Blue Zircon Cambolite
Cambolite: Blue Zircon from Cambodia Gets a New Name
ICA member Noor Mohamed of Yes HAJAA Gems, supplies blue zircon from Ratanakiri Province located in the Northeastern most corner of Cambodia, bordered both by Laos and Vietnam.
Amongst a lush tropical forest and ancient volcanic structures, it was through that volcanic activity from some 700,000 years ago, that the gem was created. Reportedly, this region in Cambodia is the world’s only deposit of material used to create such rich blue Zircon.
Zircon rivals diamond for its impressive fire (dispersion: 0.039 to diamond’s 0.044) which is why for more than a century colorless Zircon has been an affordable substitute for diamond. Zircon’s high refractive index, again close to diamond, gives the gem good brilliance too. What Zircon has that diamond does not is its ability to split the light in two, what’s known as double refraction. This property gives the gem an internal shimmery appearance, one for which diamond cannot compete.
The colorless variety of Zircon has often been aligned with Diamond, as noted above. With the advent of Cubic Zirconia (CZ, a zirconium dioxide), colorless Zircon (a zirconium silicate) became tagged to this very inexpensive diamond substitute, lessening its popularity and value as its own unique gem material.
The blue variety of Zircon is one of three birthstones for the month of December but overshadowed by Blue Topaz (very popular and very affordable), along with newcomer Tanzanite, also outpacing Zircon in popularity.
This under-appreciation and continuous reference as merely a substitute, imitation, or synthetic didn’t just occur with Zircon but also Spinel, as synthetic spinels were used in class rings and mother’s rings, pendants, and brooches, causing the natural gem to become less popular. Beautiful in its own right, the stigma of being related to an imitation or a synthetic material, along with its unusual sounding name, has kept Zircon from becoming more of a popular gem material.
Noor Mohamed realized this early on and has been wanting to rename the gem for more commercial use.

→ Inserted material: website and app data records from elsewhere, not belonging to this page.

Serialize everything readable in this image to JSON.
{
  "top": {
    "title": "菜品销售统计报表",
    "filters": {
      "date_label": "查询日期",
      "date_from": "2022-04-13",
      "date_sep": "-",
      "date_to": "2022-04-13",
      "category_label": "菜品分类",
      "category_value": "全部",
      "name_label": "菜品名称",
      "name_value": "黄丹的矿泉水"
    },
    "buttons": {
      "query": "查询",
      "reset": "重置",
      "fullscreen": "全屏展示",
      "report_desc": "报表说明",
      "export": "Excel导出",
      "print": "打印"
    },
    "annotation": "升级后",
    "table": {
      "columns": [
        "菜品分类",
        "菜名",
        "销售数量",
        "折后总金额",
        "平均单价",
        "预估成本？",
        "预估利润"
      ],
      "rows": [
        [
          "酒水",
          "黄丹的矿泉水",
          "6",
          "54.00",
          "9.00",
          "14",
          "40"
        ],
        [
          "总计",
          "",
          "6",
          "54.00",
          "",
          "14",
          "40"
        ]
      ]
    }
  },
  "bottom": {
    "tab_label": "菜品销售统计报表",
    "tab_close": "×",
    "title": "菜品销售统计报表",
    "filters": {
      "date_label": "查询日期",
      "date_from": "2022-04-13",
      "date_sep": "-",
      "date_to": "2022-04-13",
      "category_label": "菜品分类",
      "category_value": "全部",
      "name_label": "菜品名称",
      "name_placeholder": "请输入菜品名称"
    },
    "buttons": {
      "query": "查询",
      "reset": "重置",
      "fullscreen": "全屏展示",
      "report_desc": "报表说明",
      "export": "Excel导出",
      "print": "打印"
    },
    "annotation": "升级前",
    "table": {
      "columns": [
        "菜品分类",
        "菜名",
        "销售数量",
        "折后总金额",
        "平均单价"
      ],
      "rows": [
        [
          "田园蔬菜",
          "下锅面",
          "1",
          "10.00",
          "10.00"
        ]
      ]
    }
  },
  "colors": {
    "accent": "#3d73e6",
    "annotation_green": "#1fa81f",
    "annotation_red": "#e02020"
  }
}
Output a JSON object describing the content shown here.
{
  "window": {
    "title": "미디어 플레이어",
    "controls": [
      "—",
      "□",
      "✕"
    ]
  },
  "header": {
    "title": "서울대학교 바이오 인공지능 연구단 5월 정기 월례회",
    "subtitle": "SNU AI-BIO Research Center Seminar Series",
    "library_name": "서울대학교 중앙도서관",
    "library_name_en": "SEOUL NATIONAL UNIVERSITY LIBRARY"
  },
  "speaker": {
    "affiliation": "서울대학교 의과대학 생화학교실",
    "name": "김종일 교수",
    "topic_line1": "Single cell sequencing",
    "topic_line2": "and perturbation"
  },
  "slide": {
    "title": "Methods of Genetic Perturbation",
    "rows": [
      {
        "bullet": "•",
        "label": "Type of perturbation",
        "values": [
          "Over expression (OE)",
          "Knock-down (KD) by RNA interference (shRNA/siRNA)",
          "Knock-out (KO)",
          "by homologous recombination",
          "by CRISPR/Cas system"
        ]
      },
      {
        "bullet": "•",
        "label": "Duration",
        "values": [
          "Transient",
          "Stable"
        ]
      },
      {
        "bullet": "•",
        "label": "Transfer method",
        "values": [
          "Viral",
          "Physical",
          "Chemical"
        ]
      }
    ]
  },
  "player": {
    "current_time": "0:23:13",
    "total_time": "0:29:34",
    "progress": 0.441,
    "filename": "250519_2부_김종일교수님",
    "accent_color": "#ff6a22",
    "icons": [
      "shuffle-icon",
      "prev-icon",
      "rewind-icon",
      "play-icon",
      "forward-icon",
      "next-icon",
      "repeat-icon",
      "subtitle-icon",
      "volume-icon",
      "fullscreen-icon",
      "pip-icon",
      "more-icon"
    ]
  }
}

With the help of two notable ICA and AGTA members, Ray Zajicek and Jeffrey Bilgore, the name Cambolite has been coined. Like Tanzanite and Tsavorite, the name Cambolite has its roots in its locality.
All zircon from Ratanakiri Province are heated to enhance color. Coal fires are used in the process, but the temperatures at which the colors are created are a trade secret.
Colors achieved through heat treatment are classified as Silky Blue, Lagoon Blue (slightly greenish blue), Electric Blue (intense blue), and Regal Blue (described as “Darker Intense” and the most rare).
Supporting the local mining, Noor explains that artisanal small-scale mining provides an economy for the small villages near the deposit. Mohamed has published a small handbook, which includes images of the traditional mining activity. The depth of mining takes place within safe distance, no more than 10 meters below the surface. Being that Cambolite is their main source of livelihood and their traditional ties to the heritage and history of this land, native villagers continue to give to the world a constant supply of this most enchanting gemstone.
Noor Mohamed, an ICA member, founder of Yes Hajaa.
Top image: Photo by Gary Roskin © Courtesy Noor Mohamed.